**** Data section ****
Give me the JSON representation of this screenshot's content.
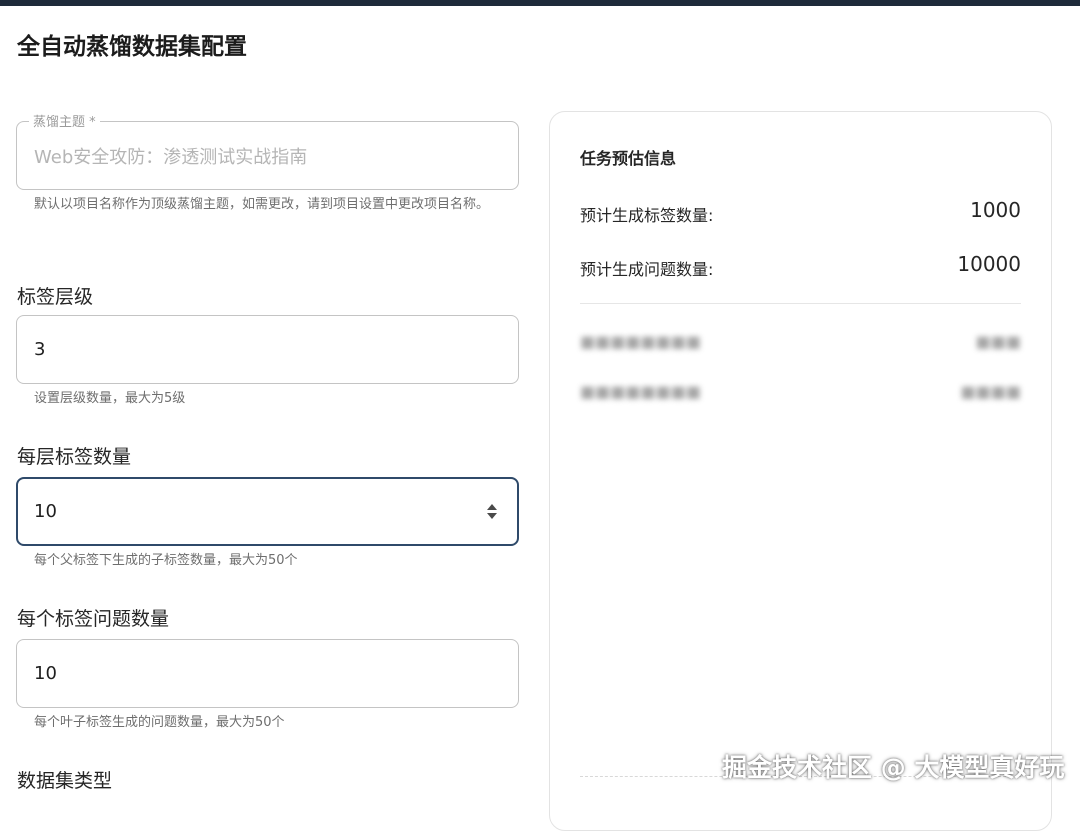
{
  "page": {
    "title": "全自动蒸馏数据集配置"
  },
  "form": {
    "distill_topic": {
      "label": "蒸馏主题 *",
      "value": "Web安全攻防：渗透测试实战指南",
      "helper": "默认以项目名称作为顶级蒸馏主题，如需更改，请到项目设置中更改项目名称。"
    },
    "tag_levels": {
      "label": "标签层级",
      "value": "3",
      "helper": "设置层级数量，最大为5级"
    },
    "tags_per_level": {
      "label": "每层标签数量",
      "value": "10",
      "helper": "每个父标签下生成的子标签数量，最大为50个"
    },
    "questions_per_tag": {
      "label": "每个标签问题数量",
      "value": "10",
      "helper": "每个叶子标签生成的问题数量，最大为50个"
    },
    "dataset_type": {
      "label": "数据集类型"
    }
  },
  "estimate": {
    "title": "任务预估信息",
    "rows": [
      {
        "label": "预计生成标签数量:",
        "value": "1000"
      },
      {
        "label": "预计生成问题数量:",
        "value": "10000"
      }
    ],
    "blurred_rows": [
      {
        "label": "■■■■■■■■",
        "value": "■■■"
      },
      {
        "label": "■■■■■■■■",
        "value": "■■■■"
      }
    ]
  },
  "watermark": {
    "text": "掘金技术社区 @ 大模型真好玩"
  }
}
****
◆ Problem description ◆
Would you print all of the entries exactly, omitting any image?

◆ Solution for this task ◆
Give me the JSON representation of this screenshot's content.
{
  "page": {
    "title": "全自动蒸馏数据集配置"
  },
  "form": {
    "distill_topic": {
      "label": "蒸馏主题 *",
      "value": "Web安全攻防：渗透测试实战指南",
      "helper": "默认以项目名称作为顶级蒸馏主题，如需更改，请到项目设置中更改项目名称。"
    },
    "tag_levels": {
      "label": "标签层级",
      "value": "3",
      "helper": "设置层级数量，最大为5级"
    },
    "tags_per_level": {
      "label": "每层标签数量",
      "value": "10",
      "helper": "每个父标签下生成的子标签数量，最大为50个"
    },
    "questions_per_tag": {
      "label": "每个标签问题数量",
      "value": "10",
      "helper": "每个叶子标签生成的问题数量，最大为50个"
    },
    "dataset_type": {
      "label": "数据集类型"
    }
  },
  "estimate": {
    "title": "任务预估信息",
    "rows": [
      {
        "label": "预计生成标签数量:",
        "value": "1000"
      },
      {
        "label": "预计生成问题数量:",
        "value": "10000"
      }
    ],
    "blurred_rows": [
      {
        "label": "■■■■■■■■",
        "value": "■■■"
      },
      {
        "label": "■■■■■■■■",
        "value": "■■■■"
      }
    ]
  },
  "watermark": {
    "text": "掘金技术社区 @ 大模型真好玩"
  }
}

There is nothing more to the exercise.